The records below are to be set down again exactly, with the pictures left out.

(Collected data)
---------------
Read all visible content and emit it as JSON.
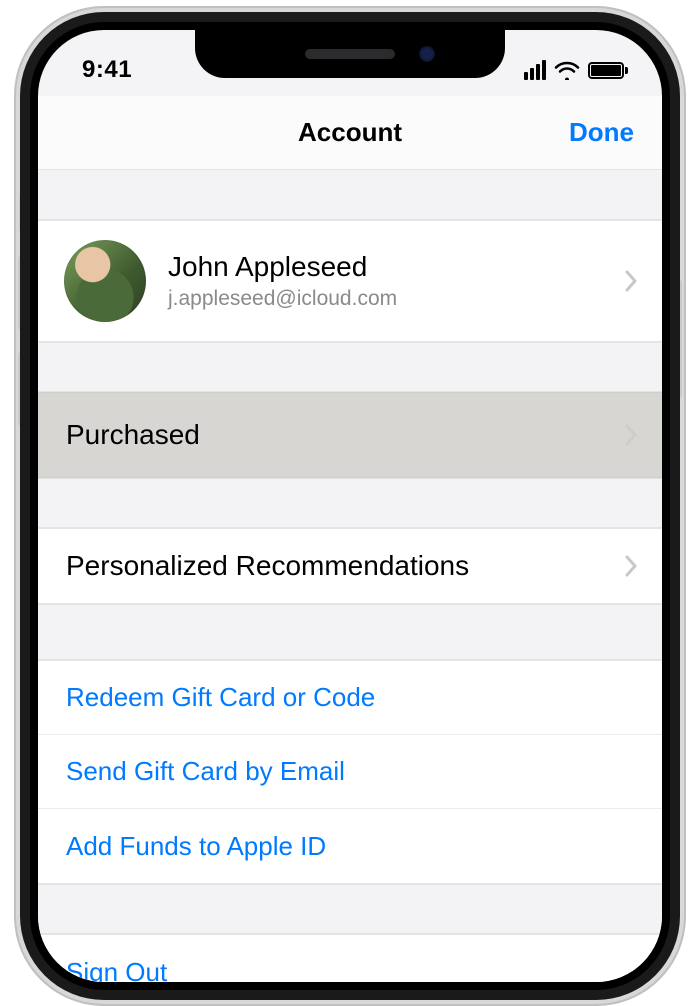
{
  "status": {
    "time": "9:41"
  },
  "nav": {
    "title": "Account",
    "done": "Done"
  },
  "profile": {
    "name": "John Appleseed",
    "email": "j.appleseed@icloud.com"
  },
  "rows": {
    "purchased": "Purchased",
    "recommendations": "Personalized Recommendations"
  },
  "links": {
    "redeem": "Redeem Gift Card or Code",
    "send": "Send Gift Card by Email",
    "addFunds": "Add Funds to Apple ID",
    "signOut": "Sign Out"
  }
}
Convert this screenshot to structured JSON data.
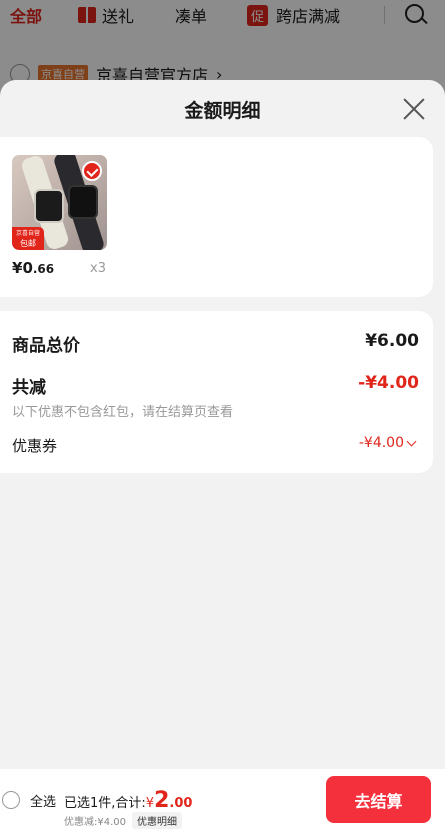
{
  "background": {
    "tabs": {
      "all": "全部",
      "gift": "送礼",
      "bundle": "凑单",
      "promo_badge": "促",
      "promo": "跨店满减"
    },
    "store": {
      "badge": "京喜自营",
      "name": "京喜自营官方店",
      "arrow": "›"
    }
  },
  "panel": {
    "title": "金额明细",
    "product": {
      "ship_tag_small": "京喜自营",
      "ship_tag": "包邮",
      "price_symbol": "¥",
      "price_int": "0",
      "price_dec": ".66",
      "qty": "x3"
    },
    "summary": {
      "total_label": "商品总价",
      "total_value": "¥6.00",
      "reduce_label": "共减",
      "reduce_value": "-¥4.00",
      "note": "以下优惠不包含红包，请在结算页查看",
      "coupon_label": "优惠券",
      "coupon_value": "-¥4.00"
    }
  },
  "bottom_bar": {
    "select_all": "全选",
    "selected_text": "已选1件,合计:",
    "total_symbol": "¥",
    "total_int": "2",
    "total_dec": ".00",
    "discount": "优惠减:¥4.00",
    "detail_link": "优惠明细",
    "checkout": "去结算"
  },
  "colors": {
    "accent": "#e1251b",
    "checkout": "#f5303d"
  }
}
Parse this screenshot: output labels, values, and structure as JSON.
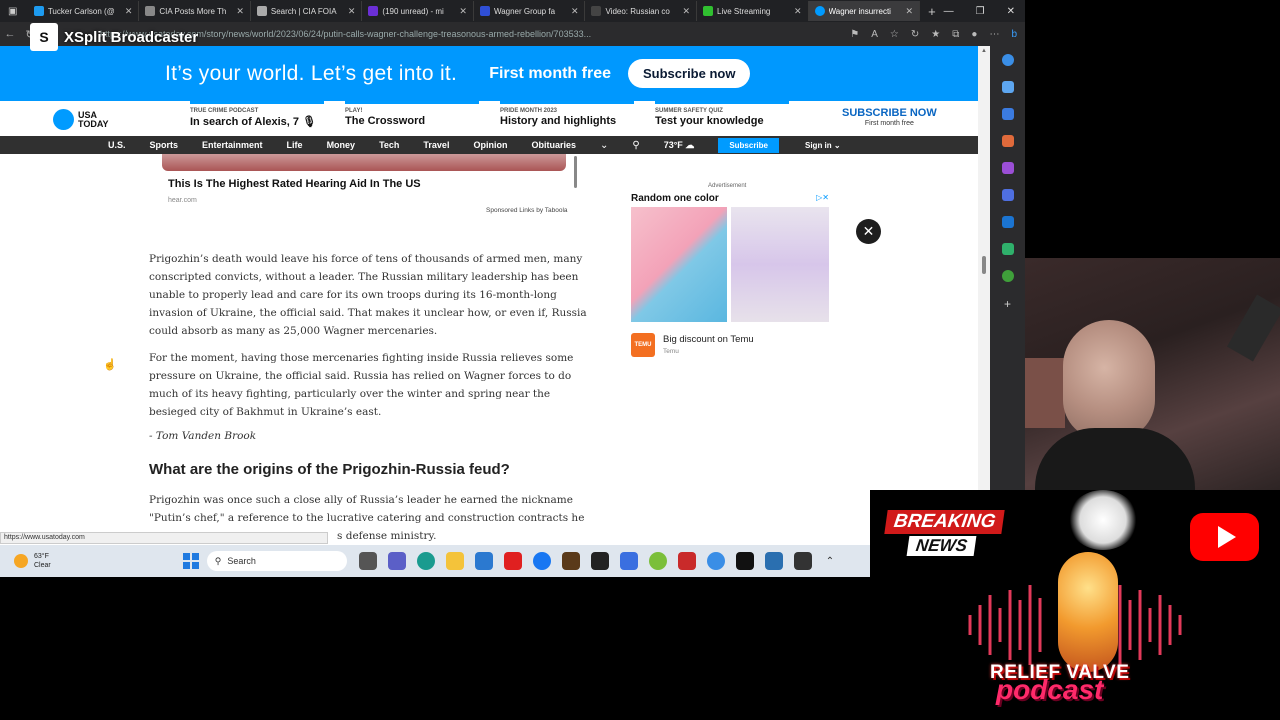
{
  "browser": {
    "tabs": [
      {
        "label": "Tucker Carlson (@",
        "color": "#1d9bf0"
      },
      {
        "label": "CIA Posts More Th",
        "color": "#888888"
      },
      {
        "label": "Search | CIA FOIA",
        "color": "#aaaaaa"
      },
      {
        "label": "(190 unread) - mi",
        "color": "#6b2fd6"
      },
      {
        "label": "Wagner Group fa",
        "color": "#2f4fd6"
      },
      {
        "label": "Video: Russian co",
        "color": "#444444"
      },
      {
        "label": "Live Streaming",
        "color": "#30c030"
      },
      {
        "label": "Wagner insurrecti",
        "color": "#009bff",
        "active": true
      }
    ],
    "url": "https://www.usatoday.com/story/news/world/2023/06/24/putin-calls-wagner-challenge-treasonous-armed-rebellion/703533...",
    "status_url": "https://www.usatoday.com"
  },
  "xsplit": {
    "name": "XSplit Broadcaster"
  },
  "banner": {
    "tagline": "It’s your world. Let’s get into it.",
    "offer": "First month free",
    "button": "Subscribe now"
  },
  "subhead": {
    "logo_line1": "USA",
    "logo_line2": "TODAY",
    "promos": [
      {
        "kicker": "TRUE CRIME PODCAST",
        "title": "In search of Alexis, 7 🎙"
      },
      {
        "kicker": "PLAY!",
        "title": "The Crossword"
      },
      {
        "kicker": "PRIDE MONTH 2023",
        "title": "History and highlights"
      },
      {
        "kicker": "SUMMER SAFETY QUIZ",
        "title": "Test your knowledge"
      }
    ],
    "subscribe_now": "SUBSCRIBE NOW",
    "subscribe_sub": "First month free"
  },
  "nav": {
    "items": [
      "U.S.",
      "Sports",
      "Entertainment",
      "Life",
      "Money",
      "Tech",
      "Travel",
      "Opinion",
      "Obituaries"
    ],
    "temp": "73°F",
    "subscribe": "Subscribe",
    "signin": "Sign in"
  },
  "top_ad": {
    "title": "This Is The Highest Rated Hearing Aid In The US",
    "source": "hear.com",
    "sponsored": "Sponsored Links by Taboola"
  },
  "article": {
    "p1": "Prigozhin’s death would leave his force of tens of thousands of armed men, many conscripted convicts, without a leader. The Russian military leadership has been unable to properly lead and care for its own troops during its 16-month-long invasion of Ukraine, the official said. That makes it unclear how, or even if, Russia could absorb as many as 25,000 Wagner mercenaries.",
    "p2": "For the moment, having those mercenaries fighting inside Russia relieves some pressure on Ukraine, the official said. Russia has relied on Wagner forces to do much of its heavy fighting, particularly over the winter and spring near the besieged city of Bakhmut in Ukraine’s east.",
    "byline": "- Tom Vanden Brook",
    "h2": "What are the origins of the Prigozhin-Russia feud?",
    "p3": "Prigozhin was once such a close ally of Russia’s leader he earned the nickname \"Putin’s chef,\" a reference to the lucrative catering and construction contracts he",
    "p3_tail": "s defense ministry."
  },
  "side_ad": {
    "advertisement": "Advertisement",
    "header": "Random one color",
    "brand": "TEMU",
    "title": "Big discount on Temu",
    "source": "Temu"
  },
  "taskbar": {
    "temp": "63°F",
    "condition": "Clear",
    "search": "Search"
  },
  "overlay": {
    "breaking": "BREAKING",
    "news": "NEWS",
    "brand1": "RELIEF VALVE",
    "brand2": "podcast"
  }
}
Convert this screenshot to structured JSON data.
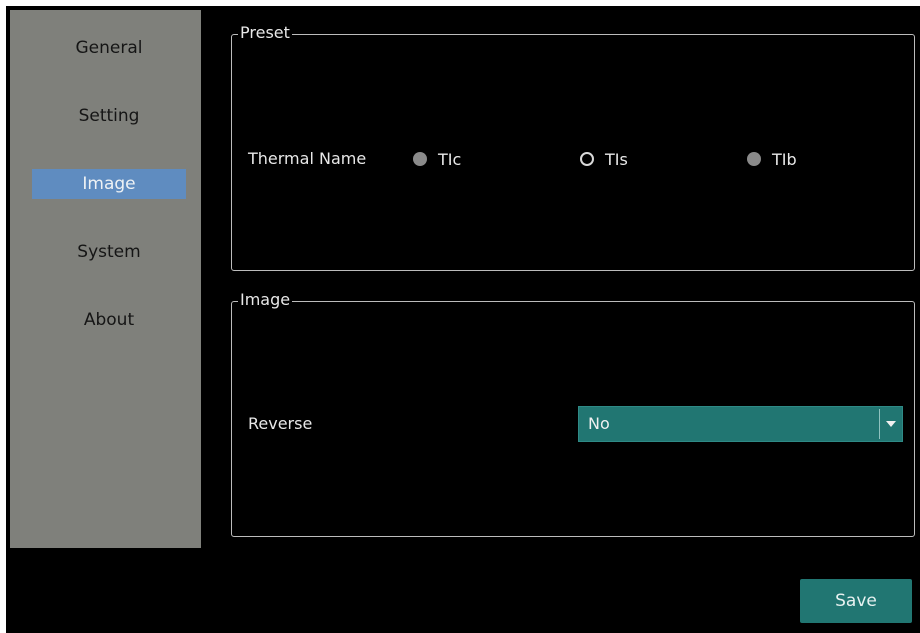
{
  "sidebar": {
    "items": [
      {
        "label": "General"
      },
      {
        "label": "Setting"
      },
      {
        "label": "Image",
        "active": true
      },
      {
        "label": "System"
      },
      {
        "label": "About"
      }
    ]
  },
  "preset": {
    "title": "Preset",
    "thermal_label": "Thermal Name",
    "options": [
      {
        "label": "TIc",
        "selected": false
      },
      {
        "label": "TIs",
        "selected": true
      },
      {
        "label": "TIb",
        "selected": false
      }
    ]
  },
  "image": {
    "title": "Image",
    "reverse_label": "Reverse",
    "reverse_value": "No"
  },
  "footer": {
    "save_label": "Save"
  },
  "colors": {
    "sidebar_bg": "#7f807b",
    "sidebar_active": "#5f8cc0",
    "accent_teal": "#217672",
    "background": "#000000"
  }
}
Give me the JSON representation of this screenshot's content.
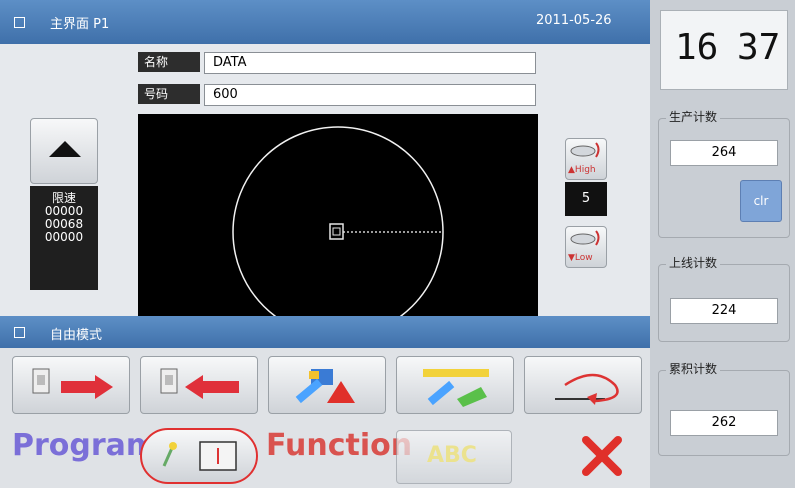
{
  "header": {
    "title": "主界面 P1",
    "date": "2011-05-26"
  },
  "pattern": {
    "name_label": "名称",
    "name_value": "DATA",
    "number_label": "号码",
    "number_value": "600"
  },
  "side_stats": [
    "限速",
    "00000",
    "00068",
    "00000"
  ],
  "speed": {
    "high_label": "High",
    "value": "5",
    "low_label": "Low"
  },
  "mode_bar": {
    "title": "自由模式"
  },
  "bottom_row": {
    "program_label": "Program",
    "function_label": "Function",
    "abc_label": "ABC"
  },
  "clock": {
    "hour": "16",
    "minute": "37"
  },
  "counters": {
    "production": {
      "label": "生产计数",
      "value": "264"
    },
    "bobbin": {
      "label": "上线计数",
      "value": "224"
    },
    "total": {
      "label": "累积计数",
      "value": "262"
    },
    "clear_button": "clr"
  },
  "colors": {
    "title_bar": "#3f70aa",
    "accent_purple": "#7b6fd8",
    "close_red": "#e0302a"
  }
}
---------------
### ANSWER FOR THE TASK:
Read all visible content and emit it as JSON.
{
  "status": {
    "time": "9:41"
  },
  "nav": {
    "title": "Account",
    "done": "Done"
  },
  "profile": {
    "name": "John Appleseed",
    "email": "j.appleseed@icloud.com"
  },
  "rows": {
    "purchased": "Purchased",
    "recommendations": "Personalized Recommendations"
  },
  "links": {
    "redeem": "Redeem Gift Card or Code",
    "send": "Send Gift Card by Email",
    "addFunds": "Add Funds to Apple ID",
    "signOut": "Sign Out"
  }
}
Convert this screenshot to structured JSON data.
{
  "background": {
    "tabs": {
      "all": "全部",
      "gift": "送礼",
      "bundle": "凑单",
      "promo_badge": "促",
      "promo": "跨店满减"
    },
    "store": {
      "badge": "京喜自营",
      "name": "京喜自营官方店",
      "arrow": "›"
    }
  },
  "panel": {
    "title": "金额明细",
    "product": {
      "ship_tag_small": "京喜自营",
      "ship_tag": "包邮",
      "price_symbol": "¥",
      "price_int": "0",
      "price_dec": ".66",
      "qty": "x3"
    },
    "summary": {
      "total_label": "商品总价",
      "total_value": "¥6.00",
      "reduce_label": "共减",
      "reduce_value": "-¥4.00",
      "note": "以下优惠不包含红包，请在结算页查看",
      "coupon_label": "优惠券",
      "coupon_value": "-¥4.00"
    }
  },
  "bottom_bar": {
    "select_all": "全选",
    "selected_text": "已选1件,合计:",
    "total_symbol": "¥",
    "total_int": "2",
    "total_dec": ".00",
    "discount": "优惠减:¥4.00",
    "detail_link": "优惠明细",
    "checkout": "去结算"
  },
  "colors": {
    "accent": "#e1251b",
    "checkout": "#f5303d"
  }
}
Parse this screenshot: output labels, values, and structure as JSON.
{
  "browser": {
    "tabs": [
      {
        "label": "Tucker Carlson (@",
        "color": "#1d9bf0"
      },
      {
        "label": "CIA Posts More Th",
        "color": "#888888"
      },
      {
        "label": "Search | CIA FOIA",
        "color": "#aaaaaa"
      },
      {
        "label": "(190 unread) - mi",
        "color": "#6b2fd6"
      },
      {
        "label": "Wagner Group fa",
        "color": "#2f4fd6"
      },
      {
        "label": "Video: Russian co",
        "color": "#444444"
      },
      {
        "label": "Live Streaming",
        "color": "#30c030"
      },
      {
        "label": "Wagner insurrecti",
        "color": "#009bff",
        "active": true
      }
    ],
    "url": "https://www.usatoday.com/story/news/world/2023/06/24/putin-calls-wagner-challenge-treasonous-armed-rebellion/703533...",
    "status_url": "https://www.usatoday.com"
  },
  "xsplit": {
    "name": "XSplit Broadcaster"
  },
  "banner": {
    "tagline": "It’s your world. Let’s get into it.",
    "offer": "First month free",
    "button": "Subscribe now"
  },
  "subhead": {
    "logo_line1": "USA",
    "logo_line2": "TODAY",
    "promos": [
      {
        "kicker": "TRUE CRIME PODCAST",
        "title": "In search of Alexis, 7 🎙"
      },
      {
        "kicker": "PLAY!",
        "title": "The Crossword"
      },
      {
        "kicker": "PRIDE MONTH 2023",
        "title": "History and highlights"
      },
      {
        "kicker": "SUMMER SAFETY QUIZ",
        "title": "Test your knowledge"
      }
    ],
    "subscribe_now": "SUBSCRIBE NOW",
    "subscribe_sub": "First month free"
  },
  "nav": {
    "items": [
      "U.S.",
      "Sports",
      "Entertainment",
      "Life",
      "Money",
      "Tech",
      "Travel",
      "Opinion",
      "Obituaries"
    ],
    "temp": "73°F",
    "subscribe": "Subscribe",
    "signin": "Sign in"
  },
  "top_ad": {
    "title": "This Is The Highest Rated Hearing Aid In The US",
    "source": "hear.com",
    "sponsored": "Sponsored Links by Taboola"
  },
  "article": {
    "p1": "Prigozhin’s death would leave his force of tens of thousands of armed men, many conscripted convicts, without a leader. The Russian military leadership has been unable to properly lead and care for its own troops during its 16-month-long invasion of Ukraine, the official said. That makes it unclear how, or even if, Russia could absorb as many as 25,000 Wagner mercenaries.",
    "p2": "For the moment, having those mercenaries fighting inside Russia relieves some pressure on Ukraine, the official said. Russia has relied on Wagner forces to do much of its heavy fighting, particularly over the winter and spring near the besieged city of Bakhmut in Ukraine’s east.",
    "byline": "- Tom Vanden Brook",
    "h2": "What are the origins of the Prigozhin-Russia feud?",
    "p3": "Prigozhin was once such a close ally of Russia’s leader he earned the nickname \"Putin’s chef,\" a reference to the lucrative catering and construction contracts he",
    "p3_tail": "s defense ministry."
  },
  "side_ad": {
    "advertisement": "Advertisement",
    "header": "Random one color",
    "brand": "TEMU",
    "title": "Big discount on Temu",
    "source": "Temu"
  },
  "taskbar": {
    "temp": "63°F",
    "condition": "Clear",
    "search": "Search"
  },
  "overlay": {
    "breaking": "BREAKING",
    "news": "NEWS",
    "brand1": "RELIEF VALVE",
    "brand2": "podcast"
  }
}
Convert this screenshot to structured JSON data.
{
  "sidebar": {
    "items": [
      {
        "label": "General"
      },
      {
        "label": "Setting"
      },
      {
        "label": "Image",
        "active": true
      },
      {
        "label": "System"
      },
      {
        "label": "About"
      }
    ]
  },
  "preset": {
    "title": "Preset",
    "thermal_label": "Thermal Name",
    "options": [
      {
        "label": "TIc",
        "selected": false
      },
      {
        "label": "TIs",
        "selected": true
      },
      {
        "label": "TIb",
        "selected": false
      }
    ]
  },
  "image": {
    "title": "Image",
    "reverse_label": "Reverse",
    "reverse_value": "No"
  },
  "footer": {
    "save_label": "Save"
  },
  "colors": {
    "sidebar_bg": "#7f807b",
    "sidebar_active": "#5f8cc0",
    "accent_teal": "#217672",
    "background": "#000000"
  }
}
Give me the JSON representation of this screenshot's content.
{
  "header": {
    "title": "主界面 P1",
    "date": "2011-05-26"
  },
  "pattern": {
    "name_label": "名称",
    "name_value": "DATA",
    "number_label": "号码",
    "number_value": "600"
  },
  "side_stats": [
    "限速",
    "00000",
    "00068",
    "00000"
  ],
  "speed": {
    "high_label": "High",
    "value": "5",
    "low_label": "Low"
  },
  "mode_bar": {
    "title": "自由模式"
  },
  "bottom_row": {
    "program_label": "Program",
    "function_label": "Function",
    "abc_label": "ABC"
  },
  "clock": {
    "hour": "16",
    "minute": "37"
  },
  "counters": {
    "production": {
      "label": "生产计数",
      "value": "264"
    },
    "bobbin": {
      "label": "上线计数",
      "value": "224"
    },
    "total": {
      "label": "累积计数",
      "value": "262"
    },
    "clear_button": "clr"
  },
  "colors": {
    "title_bar": "#3f70aa",
    "accent_purple": "#7b6fd8",
    "close_red": "#e0302a"
  }
}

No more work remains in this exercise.